§ **About this exercise**: Provide only the number of lines in the data below that contain the word "Settings".

§ **Recorded information**:

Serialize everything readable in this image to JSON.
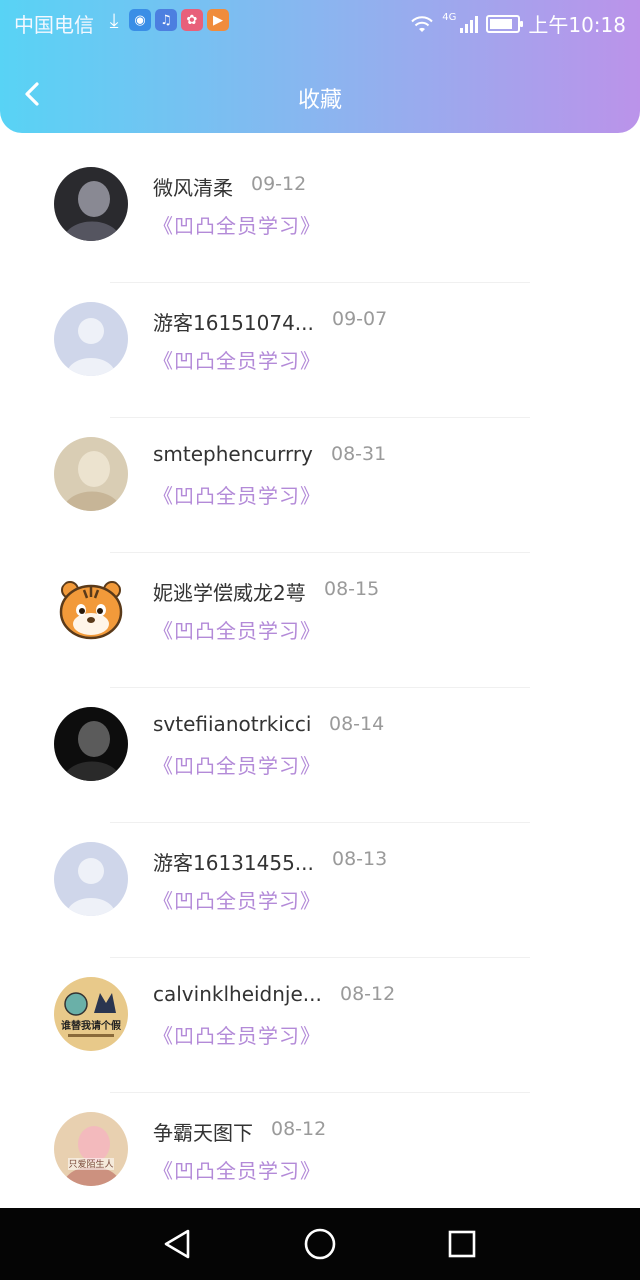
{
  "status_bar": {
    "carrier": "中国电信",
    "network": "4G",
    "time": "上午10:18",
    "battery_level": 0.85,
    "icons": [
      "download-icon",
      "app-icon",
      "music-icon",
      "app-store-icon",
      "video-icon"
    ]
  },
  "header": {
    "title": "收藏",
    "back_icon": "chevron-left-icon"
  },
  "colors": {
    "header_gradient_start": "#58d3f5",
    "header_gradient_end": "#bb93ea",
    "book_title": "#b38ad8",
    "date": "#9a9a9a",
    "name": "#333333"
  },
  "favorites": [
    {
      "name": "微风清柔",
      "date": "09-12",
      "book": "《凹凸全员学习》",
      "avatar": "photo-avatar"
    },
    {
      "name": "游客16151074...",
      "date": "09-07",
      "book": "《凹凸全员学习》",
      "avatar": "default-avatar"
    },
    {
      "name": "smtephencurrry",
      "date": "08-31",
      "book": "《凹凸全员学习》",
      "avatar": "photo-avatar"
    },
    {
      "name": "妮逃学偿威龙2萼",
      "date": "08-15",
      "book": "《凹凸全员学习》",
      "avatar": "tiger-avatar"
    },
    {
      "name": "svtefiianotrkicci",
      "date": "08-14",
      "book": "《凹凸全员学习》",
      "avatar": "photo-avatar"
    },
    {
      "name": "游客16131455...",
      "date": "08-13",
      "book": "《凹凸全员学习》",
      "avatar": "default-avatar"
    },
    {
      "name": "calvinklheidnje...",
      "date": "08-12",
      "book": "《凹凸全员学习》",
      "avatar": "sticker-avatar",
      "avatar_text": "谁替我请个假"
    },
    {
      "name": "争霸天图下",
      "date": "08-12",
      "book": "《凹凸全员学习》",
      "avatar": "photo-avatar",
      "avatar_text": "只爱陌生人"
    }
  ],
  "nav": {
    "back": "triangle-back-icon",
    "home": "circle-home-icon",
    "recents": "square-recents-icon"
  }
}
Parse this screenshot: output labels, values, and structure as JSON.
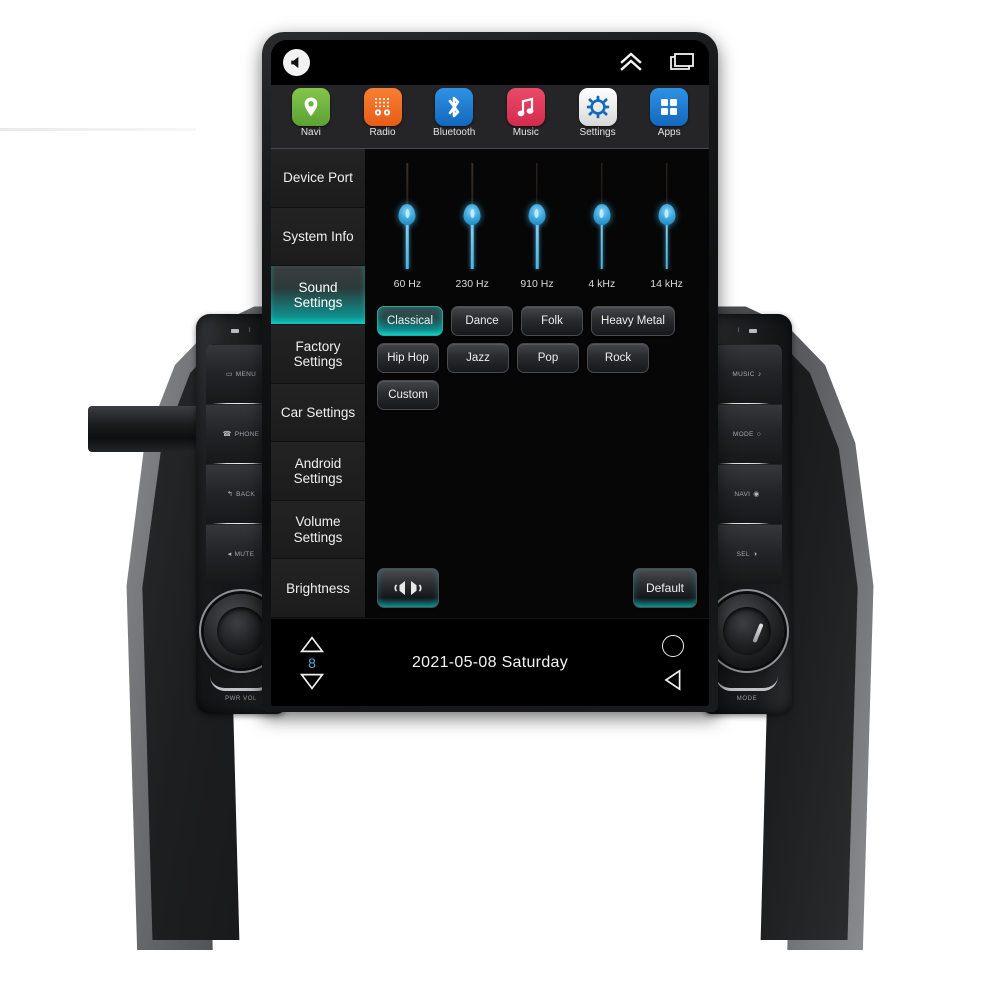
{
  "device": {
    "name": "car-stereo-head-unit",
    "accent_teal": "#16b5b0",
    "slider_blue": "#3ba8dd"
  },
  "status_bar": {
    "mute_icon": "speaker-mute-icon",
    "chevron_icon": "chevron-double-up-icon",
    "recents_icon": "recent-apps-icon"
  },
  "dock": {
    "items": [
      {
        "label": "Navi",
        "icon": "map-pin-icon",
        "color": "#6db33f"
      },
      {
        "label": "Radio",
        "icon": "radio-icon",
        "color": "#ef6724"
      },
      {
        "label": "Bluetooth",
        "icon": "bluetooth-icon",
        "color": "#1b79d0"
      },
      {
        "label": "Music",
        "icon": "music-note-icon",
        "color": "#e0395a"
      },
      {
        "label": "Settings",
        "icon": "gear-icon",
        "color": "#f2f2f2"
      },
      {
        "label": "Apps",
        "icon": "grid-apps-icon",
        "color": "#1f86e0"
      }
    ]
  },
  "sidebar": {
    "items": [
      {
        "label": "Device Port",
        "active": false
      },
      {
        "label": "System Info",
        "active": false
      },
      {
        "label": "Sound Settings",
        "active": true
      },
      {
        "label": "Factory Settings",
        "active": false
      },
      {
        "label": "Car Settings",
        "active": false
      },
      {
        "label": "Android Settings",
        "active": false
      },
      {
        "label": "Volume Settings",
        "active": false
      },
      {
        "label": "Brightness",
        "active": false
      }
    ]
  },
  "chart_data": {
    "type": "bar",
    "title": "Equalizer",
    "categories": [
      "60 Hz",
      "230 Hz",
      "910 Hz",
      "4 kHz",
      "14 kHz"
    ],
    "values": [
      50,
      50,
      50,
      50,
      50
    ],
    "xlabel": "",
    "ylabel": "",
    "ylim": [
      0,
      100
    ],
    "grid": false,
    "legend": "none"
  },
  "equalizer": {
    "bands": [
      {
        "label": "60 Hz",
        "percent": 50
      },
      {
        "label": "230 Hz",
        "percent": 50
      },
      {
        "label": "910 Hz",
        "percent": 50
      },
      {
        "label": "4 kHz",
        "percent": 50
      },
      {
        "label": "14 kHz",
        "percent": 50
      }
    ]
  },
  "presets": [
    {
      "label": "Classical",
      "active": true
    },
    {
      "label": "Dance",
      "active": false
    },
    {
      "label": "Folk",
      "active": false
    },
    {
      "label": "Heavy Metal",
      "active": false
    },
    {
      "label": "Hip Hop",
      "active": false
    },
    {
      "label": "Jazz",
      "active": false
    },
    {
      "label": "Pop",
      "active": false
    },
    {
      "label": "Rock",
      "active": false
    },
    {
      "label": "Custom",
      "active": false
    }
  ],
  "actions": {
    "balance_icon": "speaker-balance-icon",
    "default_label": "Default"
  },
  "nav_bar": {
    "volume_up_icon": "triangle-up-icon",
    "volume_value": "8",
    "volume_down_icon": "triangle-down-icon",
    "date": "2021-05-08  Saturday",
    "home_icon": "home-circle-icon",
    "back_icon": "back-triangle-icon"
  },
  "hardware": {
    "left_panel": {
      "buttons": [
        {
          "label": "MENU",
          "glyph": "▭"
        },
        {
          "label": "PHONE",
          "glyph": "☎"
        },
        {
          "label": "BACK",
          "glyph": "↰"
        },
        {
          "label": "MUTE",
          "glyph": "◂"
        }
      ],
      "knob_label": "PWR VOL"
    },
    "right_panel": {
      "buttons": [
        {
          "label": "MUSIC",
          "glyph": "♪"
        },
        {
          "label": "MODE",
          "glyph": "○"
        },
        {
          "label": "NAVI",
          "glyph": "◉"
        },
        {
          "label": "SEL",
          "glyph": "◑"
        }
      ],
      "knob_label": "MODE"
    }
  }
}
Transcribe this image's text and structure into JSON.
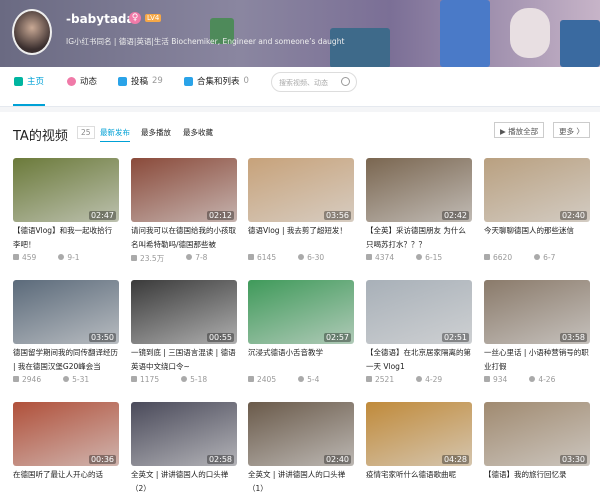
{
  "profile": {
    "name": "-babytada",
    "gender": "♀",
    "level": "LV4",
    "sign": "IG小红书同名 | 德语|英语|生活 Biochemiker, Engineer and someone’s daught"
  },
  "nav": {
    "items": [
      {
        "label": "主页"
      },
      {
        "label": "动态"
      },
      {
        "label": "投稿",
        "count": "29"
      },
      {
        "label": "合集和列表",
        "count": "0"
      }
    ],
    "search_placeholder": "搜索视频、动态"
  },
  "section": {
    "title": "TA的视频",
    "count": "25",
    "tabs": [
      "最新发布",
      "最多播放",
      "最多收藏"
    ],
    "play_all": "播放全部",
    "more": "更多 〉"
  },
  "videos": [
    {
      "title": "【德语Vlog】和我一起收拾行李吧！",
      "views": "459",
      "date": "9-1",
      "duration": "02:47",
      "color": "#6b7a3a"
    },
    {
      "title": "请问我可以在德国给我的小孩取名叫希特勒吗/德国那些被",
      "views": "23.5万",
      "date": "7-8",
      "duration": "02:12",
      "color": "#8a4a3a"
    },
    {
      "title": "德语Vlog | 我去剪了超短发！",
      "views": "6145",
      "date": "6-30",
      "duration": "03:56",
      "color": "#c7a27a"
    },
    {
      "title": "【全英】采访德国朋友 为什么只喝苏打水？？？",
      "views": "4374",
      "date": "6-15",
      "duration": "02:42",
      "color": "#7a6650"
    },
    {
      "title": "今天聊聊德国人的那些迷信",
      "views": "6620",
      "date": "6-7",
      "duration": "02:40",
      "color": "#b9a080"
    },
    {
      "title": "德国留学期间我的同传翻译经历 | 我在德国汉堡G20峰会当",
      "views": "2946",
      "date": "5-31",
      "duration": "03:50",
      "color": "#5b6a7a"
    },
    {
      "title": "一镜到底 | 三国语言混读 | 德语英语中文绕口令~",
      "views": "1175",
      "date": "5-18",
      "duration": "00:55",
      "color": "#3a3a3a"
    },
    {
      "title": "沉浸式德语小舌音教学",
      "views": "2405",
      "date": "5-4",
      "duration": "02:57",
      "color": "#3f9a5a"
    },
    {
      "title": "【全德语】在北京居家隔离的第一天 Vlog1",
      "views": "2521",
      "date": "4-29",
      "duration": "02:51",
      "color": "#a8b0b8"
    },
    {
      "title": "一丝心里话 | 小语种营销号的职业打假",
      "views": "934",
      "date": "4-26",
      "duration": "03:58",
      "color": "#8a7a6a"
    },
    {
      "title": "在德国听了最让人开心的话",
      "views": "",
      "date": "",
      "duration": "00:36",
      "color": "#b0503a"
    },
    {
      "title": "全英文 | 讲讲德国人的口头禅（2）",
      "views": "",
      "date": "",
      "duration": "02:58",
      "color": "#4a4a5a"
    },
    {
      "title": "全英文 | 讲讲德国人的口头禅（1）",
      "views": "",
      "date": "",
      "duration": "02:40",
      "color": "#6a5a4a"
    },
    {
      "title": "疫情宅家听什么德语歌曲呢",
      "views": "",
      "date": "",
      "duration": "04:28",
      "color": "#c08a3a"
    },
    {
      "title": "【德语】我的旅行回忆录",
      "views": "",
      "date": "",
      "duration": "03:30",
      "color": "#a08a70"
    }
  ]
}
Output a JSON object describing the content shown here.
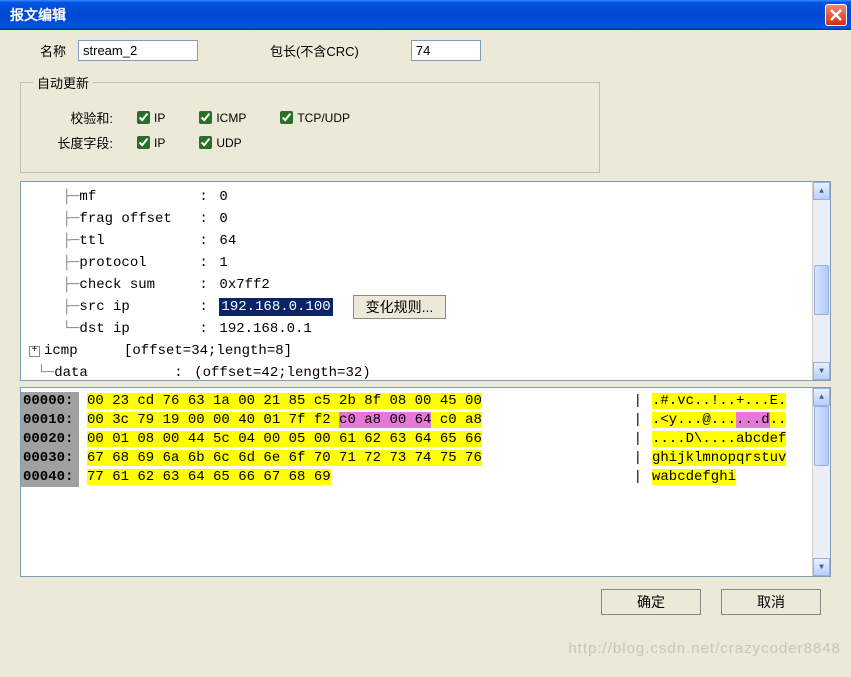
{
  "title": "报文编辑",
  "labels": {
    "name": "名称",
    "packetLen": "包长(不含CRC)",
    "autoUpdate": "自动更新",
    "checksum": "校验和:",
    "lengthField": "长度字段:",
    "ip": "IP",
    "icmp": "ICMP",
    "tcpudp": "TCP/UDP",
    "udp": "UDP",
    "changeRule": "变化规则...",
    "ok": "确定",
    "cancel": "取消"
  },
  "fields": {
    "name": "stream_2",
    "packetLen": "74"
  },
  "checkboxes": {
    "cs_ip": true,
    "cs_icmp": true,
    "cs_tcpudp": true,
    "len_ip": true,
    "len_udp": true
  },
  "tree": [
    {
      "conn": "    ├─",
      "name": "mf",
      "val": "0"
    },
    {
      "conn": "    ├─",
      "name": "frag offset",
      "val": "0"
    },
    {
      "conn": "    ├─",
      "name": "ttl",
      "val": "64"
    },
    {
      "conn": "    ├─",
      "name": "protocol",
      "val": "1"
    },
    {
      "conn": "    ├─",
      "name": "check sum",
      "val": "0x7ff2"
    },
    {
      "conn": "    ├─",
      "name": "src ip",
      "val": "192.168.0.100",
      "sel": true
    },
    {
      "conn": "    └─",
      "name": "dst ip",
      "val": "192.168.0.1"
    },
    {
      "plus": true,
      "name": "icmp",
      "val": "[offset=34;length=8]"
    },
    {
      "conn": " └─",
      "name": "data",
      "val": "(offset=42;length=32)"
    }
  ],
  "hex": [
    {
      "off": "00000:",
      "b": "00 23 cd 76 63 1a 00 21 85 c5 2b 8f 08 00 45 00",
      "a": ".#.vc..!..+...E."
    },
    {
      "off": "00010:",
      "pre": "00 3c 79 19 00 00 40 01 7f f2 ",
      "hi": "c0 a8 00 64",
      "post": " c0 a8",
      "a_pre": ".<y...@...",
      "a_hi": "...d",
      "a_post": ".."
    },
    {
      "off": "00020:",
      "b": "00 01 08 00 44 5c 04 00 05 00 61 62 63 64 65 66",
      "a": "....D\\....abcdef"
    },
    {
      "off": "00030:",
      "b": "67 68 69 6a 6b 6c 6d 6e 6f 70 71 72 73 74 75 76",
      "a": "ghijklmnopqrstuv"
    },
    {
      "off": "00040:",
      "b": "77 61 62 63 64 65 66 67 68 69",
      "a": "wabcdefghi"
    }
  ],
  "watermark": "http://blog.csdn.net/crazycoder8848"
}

§ **Problem solution**: 6